After we have rinsed, we have the option to jump right back in the sauna or take a rest in the sanctuary or sitting area. A couple of important things to note here: 1. Going back into the sauna has been the best option when our friskä was a cold lake, pool, or snow. 2. When we decided to sit for a while, it was always in a calm setting, with light music at low volume. Our voices were also calm and quiet. This was also a moment for us to continue to hydrate.
Once we decide to go back into the sauna, the process is very similar to the first session, with maybe less vitha, but that is the bather’s choice.
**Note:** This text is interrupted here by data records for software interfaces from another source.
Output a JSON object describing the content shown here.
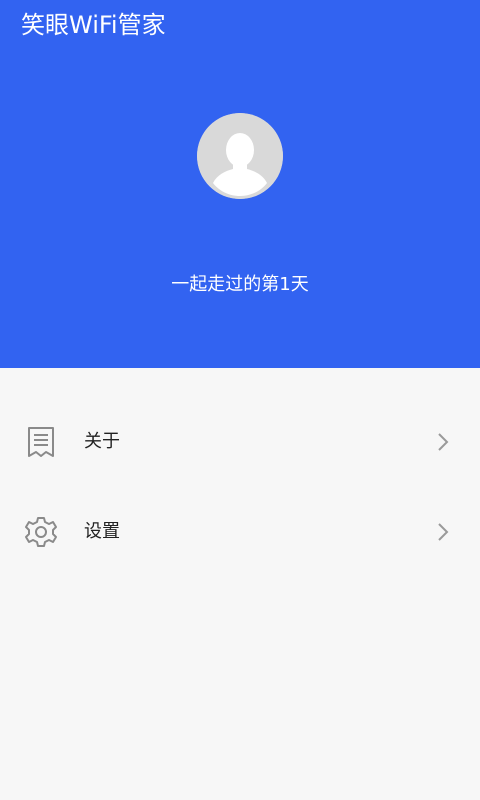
{
  "app": {
    "title": "笑眼WiFi管家"
  },
  "profile": {
    "days_text": "一起走过的第1天"
  },
  "menu": {
    "items": [
      {
        "label": "关于",
        "icon": "document-icon"
      },
      {
        "label": "设置",
        "icon": "gear-icon"
      }
    ]
  },
  "colors": {
    "header_bg": "#3263f1",
    "page_bg": "#f7f7f7",
    "avatar_bg": "#d9d9d9",
    "icon_gray": "#8a8a8a"
  }
}
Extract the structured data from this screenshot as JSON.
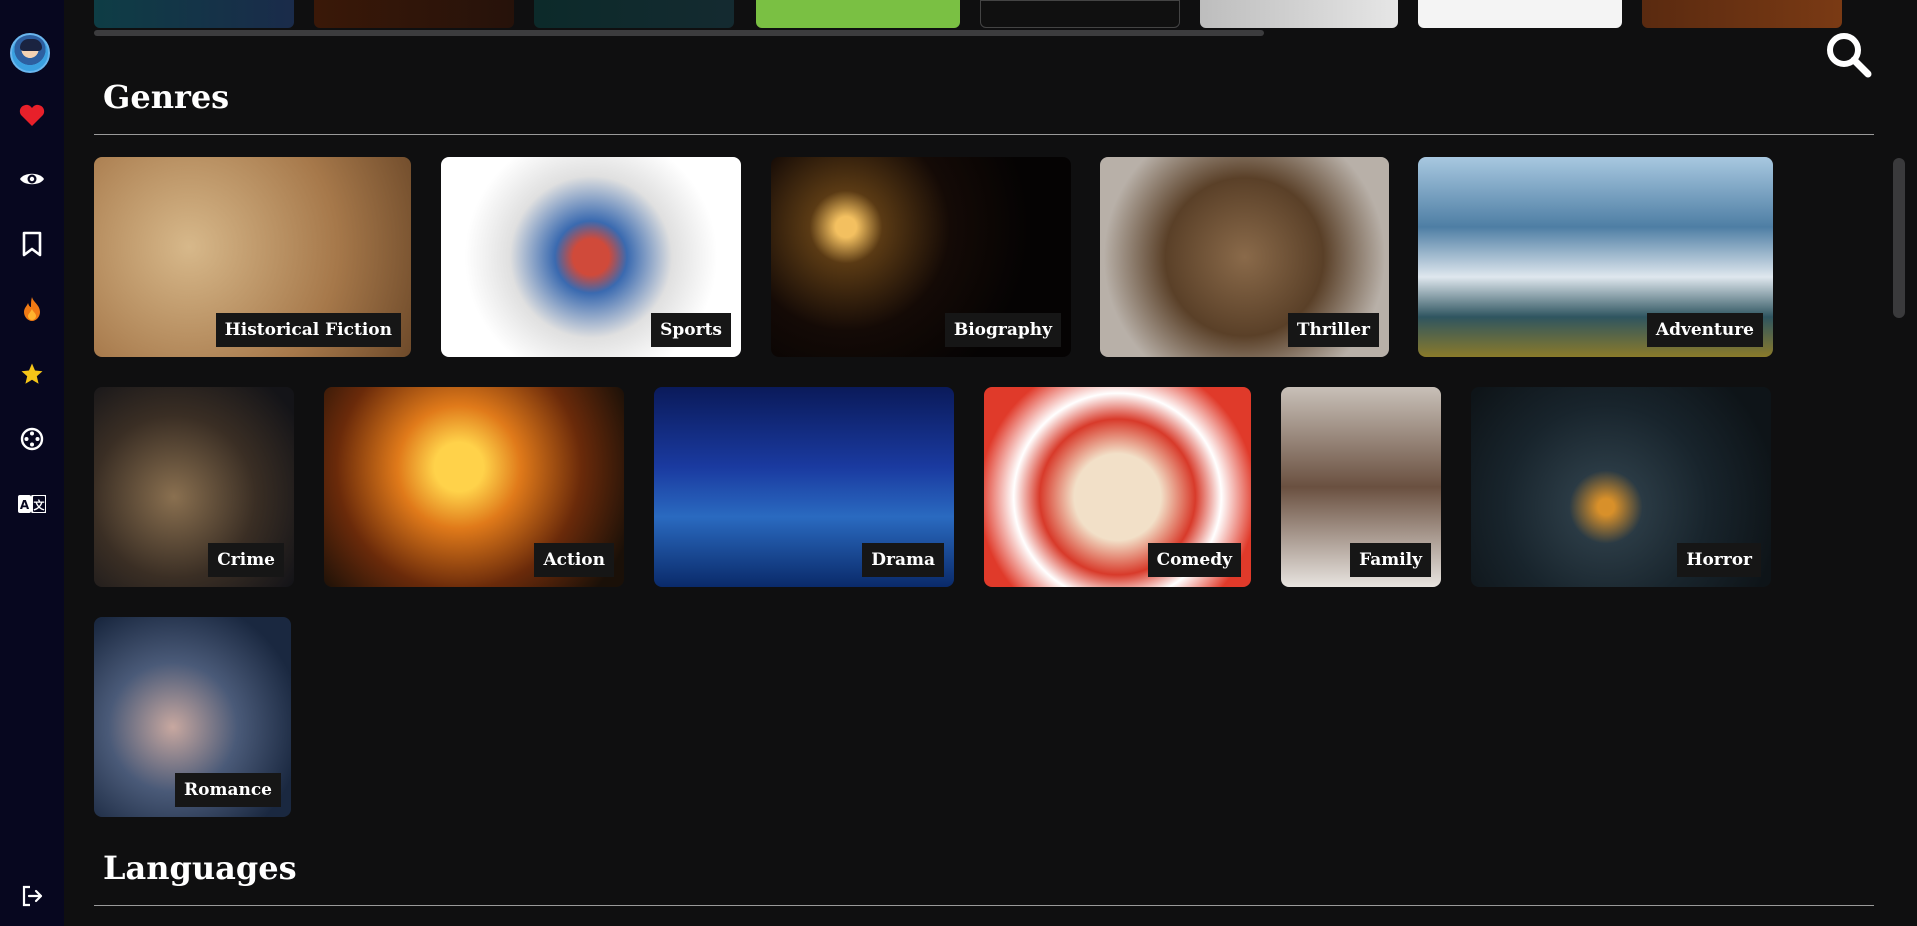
{
  "sidebar": {
    "items": [
      {
        "name": "avatar",
        "icon": "user-avatar"
      },
      {
        "name": "favorites",
        "icon": "heart-icon",
        "color": "#e8202a"
      },
      {
        "name": "watched",
        "icon": "eye-icon"
      },
      {
        "name": "watchlist",
        "icon": "bookmark-icon"
      },
      {
        "name": "trending",
        "icon": "flame-icon",
        "color": "#f07a14"
      },
      {
        "name": "top-rated",
        "icon": "star-icon",
        "color": "#f5c518"
      },
      {
        "name": "genres",
        "icon": "film-reel-icon"
      },
      {
        "name": "languages",
        "icon": "translate-icon"
      },
      {
        "name": "logout",
        "icon": "logout-icon"
      }
    ]
  },
  "search": {
    "icon": "search-icon"
  },
  "sections": {
    "genres_title": "Genres",
    "languages_title": "Languages"
  },
  "genres": [
    {
      "label": "Historical Fiction"
    },
    {
      "label": "Sports"
    },
    {
      "label": "Biography"
    },
    {
      "label": "Thriller"
    },
    {
      "label": "Adventure"
    },
    {
      "label": "Crime"
    },
    {
      "label": "Action"
    },
    {
      "label": "Drama"
    },
    {
      "label": "Comedy"
    },
    {
      "label": "Family"
    },
    {
      "label": "Horror"
    },
    {
      "label": "Romance"
    }
  ],
  "colors": {
    "background": "#0f0f10",
    "sidebar": "#07071f",
    "label_bg": "#161616"
  }
}
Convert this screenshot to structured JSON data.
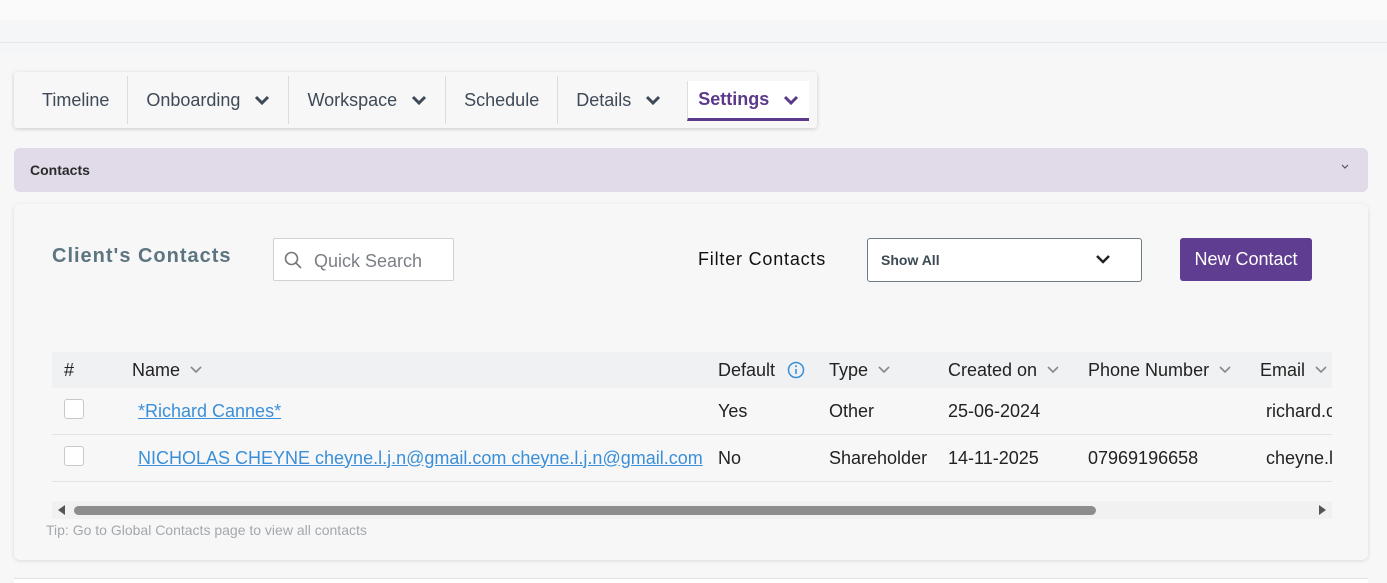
{
  "tabs": [
    {
      "label": "Timeline",
      "has_dropdown": false
    },
    {
      "label": "Onboarding",
      "has_dropdown": true
    },
    {
      "label": "Workspace",
      "has_dropdown": true
    },
    {
      "label": "Schedule",
      "has_dropdown": false
    },
    {
      "label": "Details",
      "has_dropdown": true
    },
    {
      "label": "Settings",
      "has_dropdown": true,
      "active": true
    }
  ],
  "section": {
    "title": "Contacts"
  },
  "contacts": {
    "title": "Client's Contacts",
    "search_placeholder": "Quick Search",
    "filter_label": "Filter Contacts",
    "filter_value": "Show All",
    "new_button": "New Contact",
    "columns": [
      "#",
      "Name",
      "Default",
      "Type",
      "Created on",
      "Phone Number",
      "Email"
    ],
    "rows": [
      {
        "name": "*Richard Cannes*",
        "default": "Yes",
        "type": "Other",
        "created_on": "25-06-2024",
        "phone": "",
        "email": "richard.c"
      },
      {
        "name": "NICHOLAS CHEYNE cheyne.l.j.n@gmail.com cheyne.l.j.n@gmail.com",
        "default": "No",
        "type": "Shareholder",
        "created_on": "14-11-2025",
        "phone": "07969196658",
        "email": "cheyne.l"
      }
    ],
    "tip": "Tip: Go to Global Contacts page to view all contacts"
  },
  "colors": {
    "accent": "#5f3d91",
    "link": "#3a8fd9",
    "section_bg": "#e1dbe9"
  },
  "icons": {
    "tab_chevron": "chevron-down-icon",
    "search": "search-icon",
    "info": "info-icon",
    "sort": "sort-chevron-icon"
  }
}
Don’t forget to flip your timer and maybe even add another couple drops of aroma oil. Continue to add water to create that great löyly. Taking a sauna with others inspires some good conversation. We came up with some of our best ideas in the sauna. A clear head, no modern distractions, and that fresh feeling that a sauna provides is nothing less than inspiring. After 15 minutes, it's time for friskä again. Pool, snow, or shower, is what we used. If you use the shower, try gradually turning the water to a colder setting to get that exhilarating feeling. When complete, the third round is optional, but looks similar to the second.
After completion, we perform one final rinse. We’ve learned that having some loose fitting clothes works best for sitting in the sanctuary during the cool down period after sauna. I have even stayed in my wrap, and sipped on a nice cold Finnish Lonkero a.k.a Long Drink or “pieni lasi” of Finlandia Vodka. A Miller Lite works well here too. The cool down should take as long as it needs to. Occasionally and especially on colder days, we would sit outside on our patio. Once we were cooled down, we returned to the sanctuary.
As you can see, from turning on the sauna until completing the cool down, it takes nearly two hours to ‘take a sauna.’ We always plan when we will take a sauna to be sure we will have plenty of time to carry out our routine and enjoy the benefits of our sauna experience!
Always remember, Hyvä sauna on aina kuuma!
Pick your flavor of Lonkero and relax!!